Then, two weeks ago, several members of the university’s Board of Regents told the Wall Street Journal that the “reports of a sexual assault by multiple football players” related to an alleged gang rape—which Briles had known about and chosen not to report. The majority of the football staff (including offensive coordinator Kendal Briles, son of Art) pushed back on that claim with a statement laying out an alternate version of events where the allegations were reported to the judicial affairs department. Now, the university has released a statement confirming that Briles and McCaw were both aware of the alleged group sexual assault and neither chose to report it.
The university says that a female student-athlete told her head coach in 2013 that she had been sexually assaulted by five football players a year earlier, providing the names of the players involved. That head coach then shared the assault allegations with Briles, McCaw and the sports administrator for the female athlete’s team.

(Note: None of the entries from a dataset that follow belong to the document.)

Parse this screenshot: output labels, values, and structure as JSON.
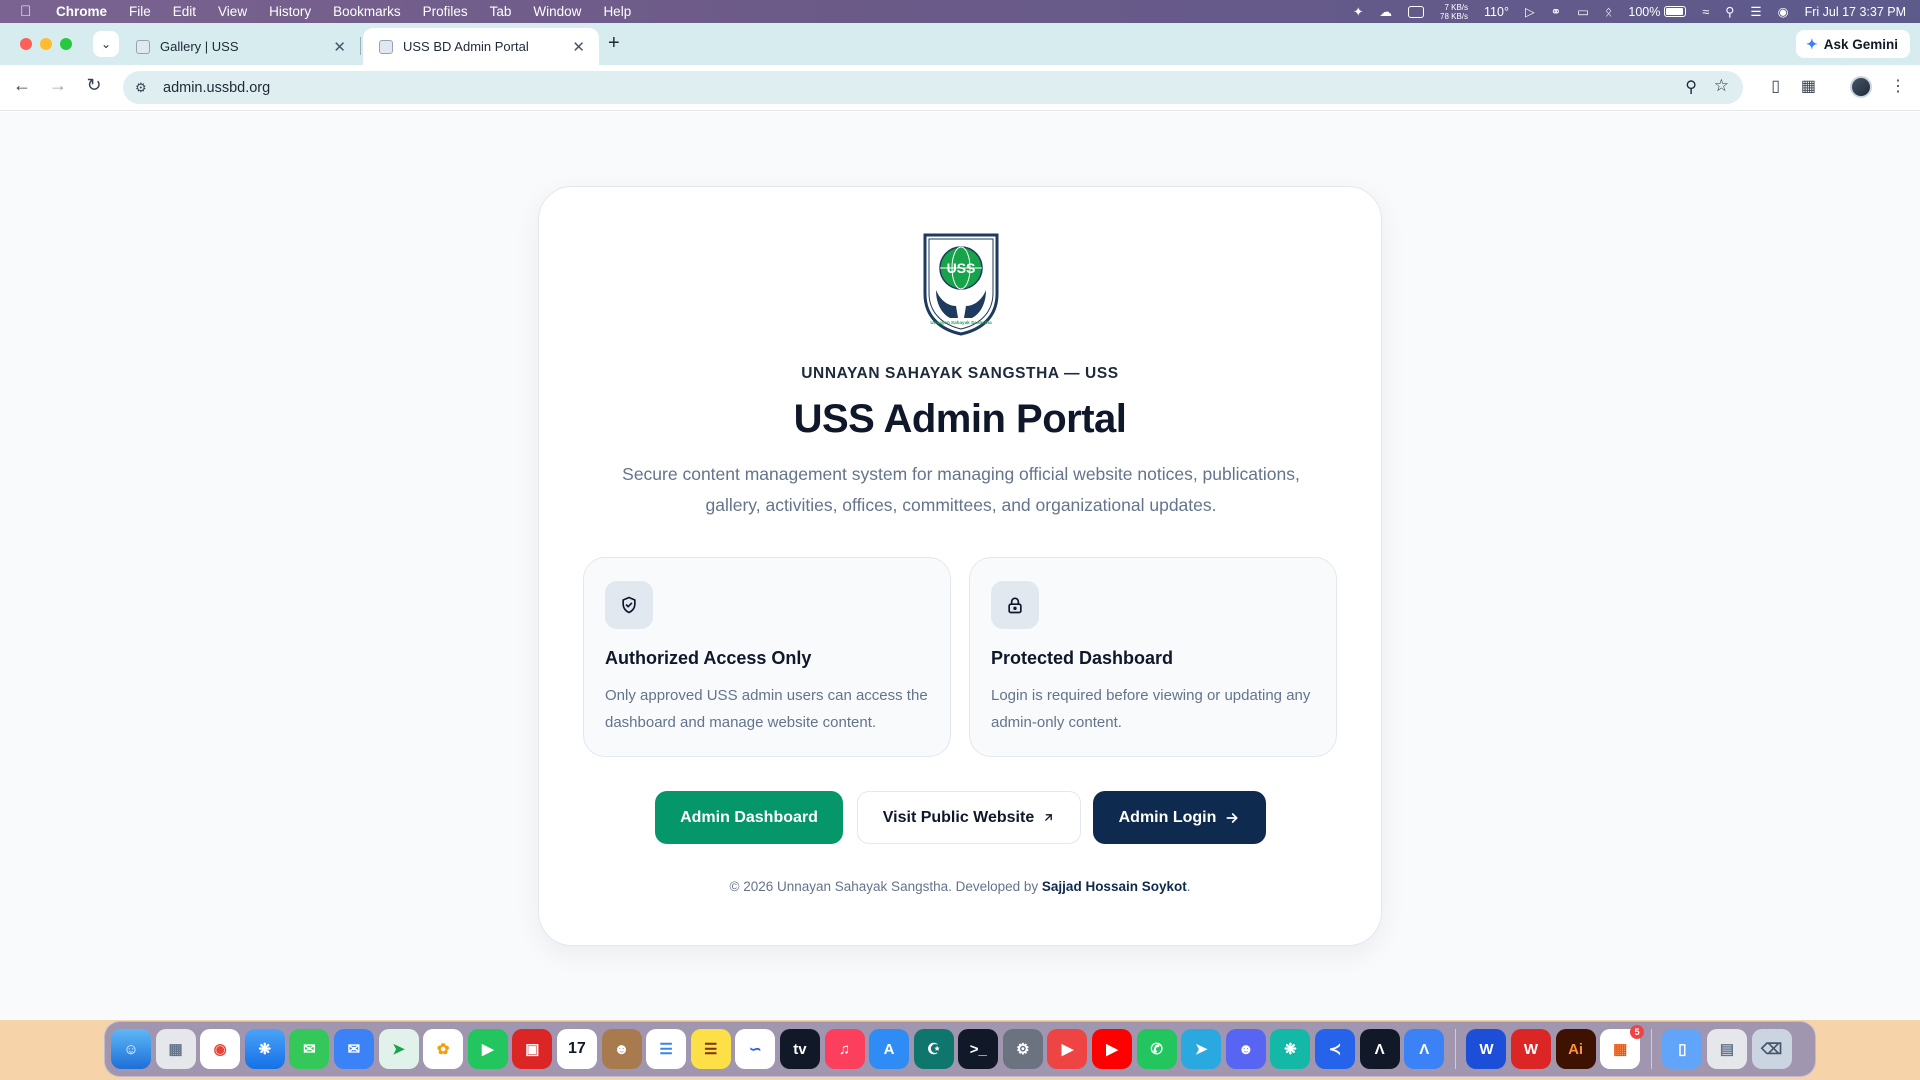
{
  "menubar": {
    "app": "Chrome",
    "items": [
      "File",
      "Edit",
      "View",
      "History",
      "Bookmarks",
      "Profiles",
      "Tab",
      "Window",
      "Help"
    ],
    "net_up": "7 KB/s",
    "net_down": "78 KB/s",
    "temperature": "110°",
    "battery": "100%",
    "datetime": "Fri Jul 17  3:37 PM"
  },
  "browser": {
    "tabs": [
      {
        "title": "Gallery | USS",
        "active": false
      },
      {
        "title": "USS BD Admin Portal",
        "active": true
      }
    ],
    "gemini_label": "Ask Gemini",
    "url": "admin.ussbd.org"
  },
  "page": {
    "logo": {
      "text": "USS",
      "caption": "Unnayan Sahayak Sangstha"
    },
    "eyebrow": "UNNAYAN SAHAYAK SANGSTHA — USS",
    "title": "USS Admin Portal",
    "subtitle": "Secure content management system for managing official website notices, publications, gallery, activities, offices, committees, and organizational updates.",
    "features": [
      {
        "icon": "shield-check-icon",
        "title": "Authorized Access Only",
        "description": "Only approved USS admin users can access the dashboard and manage website content."
      },
      {
        "icon": "lock-icon",
        "title": "Protected Dashboard",
        "description": "Login is required before viewing or updating any admin-only content."
      }
    ],
    "buttons": {
      "dashboard": "Admin Dashboard",
      "public": "Visit Public Website",
      "login": "Admin Login"
    },
    "footer": {
      "prefix": "© 2026 Unnayan Sahayak Sangstha. Developed by ",
      "author": "Sajjad Hossain Soykot",
      "suffix": "."
    }
  },
  "dock": {
    "badge_count": "5"
  },
  "colors": {
    "primary_green": "#059669",
    "navy": "#0f2a4f",
    "slate_text": "#64748b"
  }
}
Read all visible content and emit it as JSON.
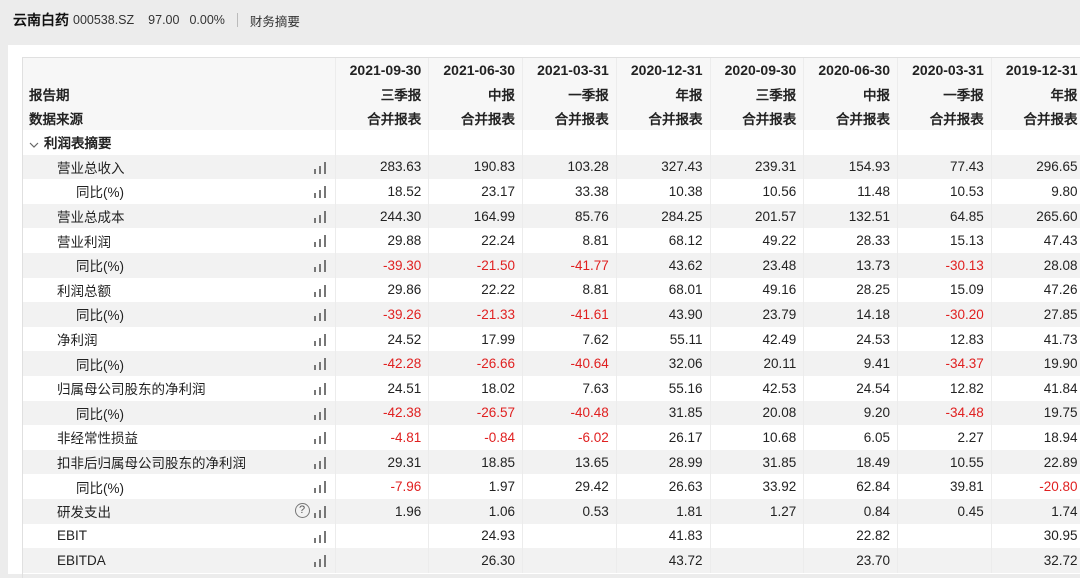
{
  "header": {
    "stock_name": "云南白药",
    "stock_code": "000538.SZ",
    "price": "97.00",
    "change_pct": "0.00%",
    "tab_label": "财务摘要"
  },
  "columns": [
    {
      "date": "2021-09-30",
      "period": "三季报",
      "source": "合并报表"
    },
    {
      "date": "2021-06-30",
      "period": "中报",
      "source": "合并报表"
    },
    {
      "date": "2021-03-31",
      "period": "一季报",
      "source": "合并报表"
    },
    {
      "date": "2020-12-31",
      "period": "年报",
      "source": "合并报表"
    },
    {
      "date": "2020-09-30",
      "period": "三季报",
      "source": "合并报表"
    },
    {
      "date": "2020-06-30",
      "period": "中报",
      "source": "合并报表"
    },
    {
      "date": "2020-03-31",
      "period": "一季报",
      "source": "合并报表"
    },
    {
      "date": "2019-12-31",
      "period": "年报",
      "source": "合并报表"
    }
  ],
  "row_labels": {
    "period": "报告期",
    "source": "数据来源",
    "section": "利润表摘要"
  },
  "rows": [
    {
      "label": "营业总收入",
      "sub": false,
      "values": [
        "283.63",
        "190.83",
        "103.28",
        "327.43",
        "239.31",
        "154.93",
        "77.43",
        "296.65"
      ]
    },
    {
      "label": "同比(%)",
      "sub": true,
      "values": [
        "18.52",
        "23.17",
        "33.38",
        "10.38",
        "10.56",
        "11.48",
        "10.53",
        "9.80"
      ]
    },
    {
      "label": "营业总成本",
      "sub": false,
      "values": [
        "244.30",
        "164.99",
        "85.76",
        "284.25",
        "201.57",
        "132.51",
        "64.85",
        "265.60"
      ]
    },
    {
      "label": "营业利润",
      "sub": false,
      "values": [
        "29.88",
        "22.24",
        "8.81",
        "68.12",
        "49.22",
        "28.33",
        "15.13",
        "47.43"
      ]
    },
    {
      "label": "同比(%)",
      "sub": true,
      "values": [
        "-39.30",
        "-21.50",
        "-41.77",
        "43.62",
        "23.48",
        "13.73",
        "-30.13",
        "28.08"
      ]
    },
    {
      "label": "利润总额",
      "sub": false,
      "values": [
        "29.86",
        "22.22",
        "8.81",
        "68.01",
        "49.16",
        "28.25",
        "15.09",
        "47.26"
      ]
    },
    {
      "label": "同比(%)",
      "sub": true,
      "values": [
        "-39.26",
        "-21.33",
        "-41.61",
        "43.90",
        "23.79",
        "14.18",
        "-30.20",
        "27.85"
      ]
    },
    {
      "label": "净利润",
      "sub": false,
      "values": [
        "24.52",
        "17.99",
        "7.62",
        "55.11",
        "42.49",
        "24.53",
        "12.83",
        "41.73"
      ]
    },
    {
      "label": "同比(%)",
      "sub": true,
      "values": [
        "-42.28",
        "-26.66",
        "-40.64",
        "32.06",
        "20.11",
        "9.41",
        "-34.37",
        "19.90"
      ]
    },
    {
      "label": "归属母公司股东的净利润",
      "sub": false,
      "values": [
        "24.51",
        "18.02",
        "7.63",
        "55.16",
        "42.53",
        "24.54",
        "12.82",
        "41.84"
      ]
    },
    {
      "label": "同比(%)",
      "sub": true,
      "values": [
        "-42.38",
        "-26.57",
        "-40.48",
        "31.85",
        "20.08",
        "9.20",
        "-34.48",
        "19.75"
      ]
    },
    {
      "label": "非经常性损益",
      "sub": false,
      "values": [
        "-4.81",
        "-0.84",
        "-6.02",
        "26.17",
        "10.68",
        "6.05",
        "2.27",
        "18.94"
      ]
    },
    {
      "label": "扣非后归属母公司股东的净利润",
      "sub": false,
      "values": [
        "29.31",
        "18.85",
        "13.65",
        "28.99",
        "31.85",
        "18.49",
        "10.55",
        "22.89"
      ]
    },
    {
      "label": "同比(%)",
      "sub": true,
      "values": [
        "-7.96",
        "1.97",
        "29.42",
        "26.63",
        "33.92",
        "62.84",
        "39.81",
        "-20.80"
      ]
    },
    {
      "label": "研发支出",
      "sub": false,
      "help": true,
      "values": [
        "1.96",
        "1.06",
        "0.53",
        "1.81",
        "1.27",
        "0.84",
        "0.45",
        "1.74"
      ]
    },
    {
      "label": "EBIT",
      "sub": false,
      "values": [
        "",
        "24.93",
        "",
        "41.83",
        "",
        "22.82",
        "",
        "30.95"
      ]
    },
    {
      "label": "EBITDA",
      "sub": false,
      "values": [
        "",
        "26.30",
        "",
        "43.72",
        "",
        "23.70",
        "",
        "32.72"
      ]
    }
  ],
  "icons": {
    "chart": "bar-chart-icon",
    "help": "help-icon",
    "chevron": "chevron-down-icon",
    "help_glyph": "?"
  },
  "colors": {
    "negative": "#e02020",
    "alt_row": "#f2f2f2"
  }
}
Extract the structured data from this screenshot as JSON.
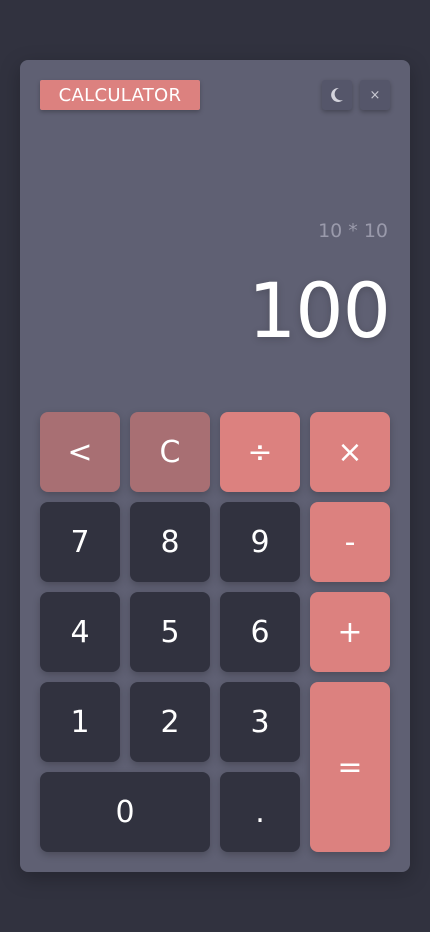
{
  "app": {
    "title": "CALCULATOR",
    "theme_icon": "crescent-moon-icon",
    "close_label": "×"
  },
  "display": {
    "expression": "10 * 10",
    "result": "100"
  },
  "keys": {
    "back": "<",
    "clear": "C",
    "divide": "÷",
    "multiply": "×",
    "seven": "7",
    "eight": "8",
    "nine": "9",
    "minus": "-",
    "four": "4",
    "five": "5",
    "six": "6",
    "plus": "+",
    "one": "1",
    "two": "2",
    "three": "3",
    "equals": "=",
    "zero": "0",
    "dot": "."
  },
  "colors": {
    "page_background": "#31323f",
    "panel": "#5f6073",
    "number_key": "#31323f",
    "function_key": "#a86f73",
    "operator_key": "#dc817f",
    "title_badge": "#dc817f"
  }
}
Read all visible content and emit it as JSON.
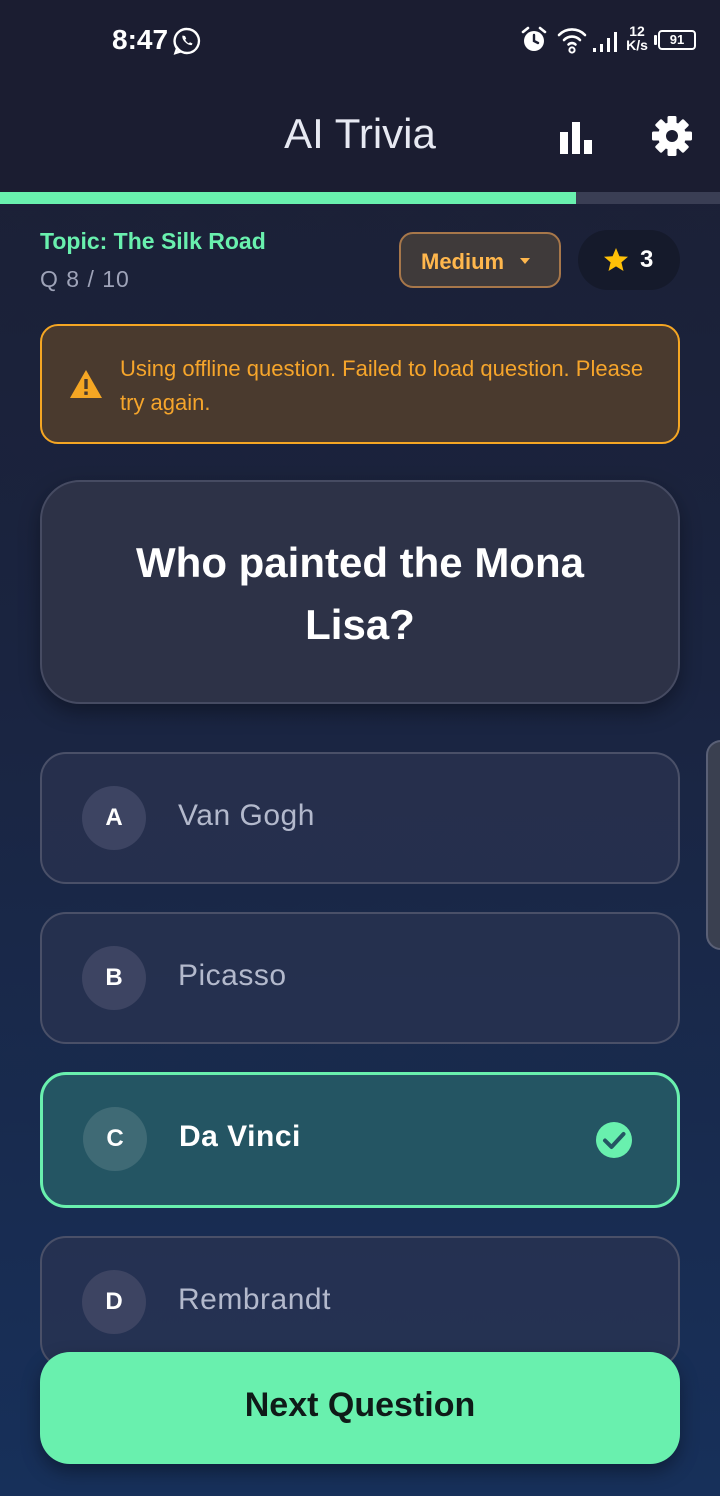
{
  "status_bar": {
    "time": "8:47",
    "net_speed_value": "12",
    "net_speed_unit": "K/s",
    "battery": "91",
    "icons": [
      "whatsapp-icon",
      "alarm-icon",
      "wifi-icon",
      "signal-icon",
      "battery-icon"
    ]
  },
  "app_bar": {
    "title": "AI Trivia",
    "icons": [
      "bar-chart-icon",
      "gear-icon"
    ]
  },
  "progress": {
    "current": 8,
    "total": 10,
    "fraction": 0.8,
    "color": "#69f0ae"
  },
  "quiz": {
    "topic": "Topic: The Silk Road",
    "question_counter": "Q 8 / 10",
    "difficulty": "Medium",
    "score": "3"
  },
  "banner": {
    "message": "Using offline question. Failed to load question. Please try again.",
    "icon": "warning-icon",
    "color": "#f5a623"
  },
  "question": {
    "text": "Who painted the Mona Lisa?",
    "options": [
      {
        "letter": "A",
        "text": "Van Gogh",
        "selected": false
      },
      {
        "letter": "B",
        "text": "Picasso",
        "selected": false
      },
      {
        "letter": "C",
        "text": "Da Vinci",
        "selected": true
      },
      {
        "letter": "D",
        "text": "Rembrandt",
        "selected": false
      }
    ]
  },
  "actions": {
    "next_label": "Next Question"
  },
  "colors": {
    "accent": "#69f0ae",
    "warning": "#f5a623",
    "difficulty": "#ffb74d",
    "background": "#1b1d31"
  }
}
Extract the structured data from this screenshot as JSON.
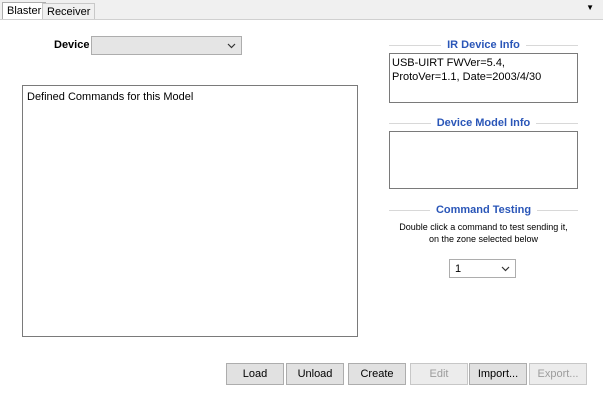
{
  "tabs": [
    {
      "label": "Blaster",
      "active": true
    },
    {
      "label": "Receiver",
      "active": false
    }
  ],
  "overflow_icon": "triangle-down",
  "device": {
    "label": "Device",
    "value": ""
  },
  "commands": {
    "header": "Defined Commands for this Model"
  },
  "ir_device_info": {
    "title": "IR Device Info",
    "text": "USB-UIRT FWVer=5.4, ProtoVer=1.1, Date=2003/4/30"
  },
  "device_model_info": {
    "title": "Device Model Info",
    "text": ""
  },
  "command_testing": {
    "title": "Command Testing",
    "hint": "Double click a command to test sending it, on the zone selected below",
    "zone_value": "1"
  },
  "buttons": {
    "load": "Load",
    "unload": "Unload",
    "create": "Create",
    "edit": "Edit",
    "import": "Import...",
    "export": "Export..."
  },
  "colors": {
    "group_title": "#2a56b8",
    "disabled_text": "#9c9c9c"
  }
}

Per the statement, all coaches and athletic staff involved had a responsibility to report the allegations either to the school’s judicial affairs department, to the campus police, or to the university vice president of human resources (now the Title IX coordinator).
None of them did.
Baylor says that McCaw initially denied knowledge of the allegations when first asked about them in 2015, after other reports of sexual assault involving the football team began to surface. He then backtracked to tell the university that he had in fact been made aware of the allegations in 2013. The university’s statement does not say whether McCaw had any contact with the female athlete, but he said he chose not to report because he did not believe she wanted a report to be filed. This is not how university employee reporting responsibilities work.
Technically, that the university provided a statement here is a slight step towards clarity. Realistically, it is but one more in a series of ineffective piecemeal attempts intended to restore the school’s image while it continues to refuse to distance itself from Briles and his toxic legacy.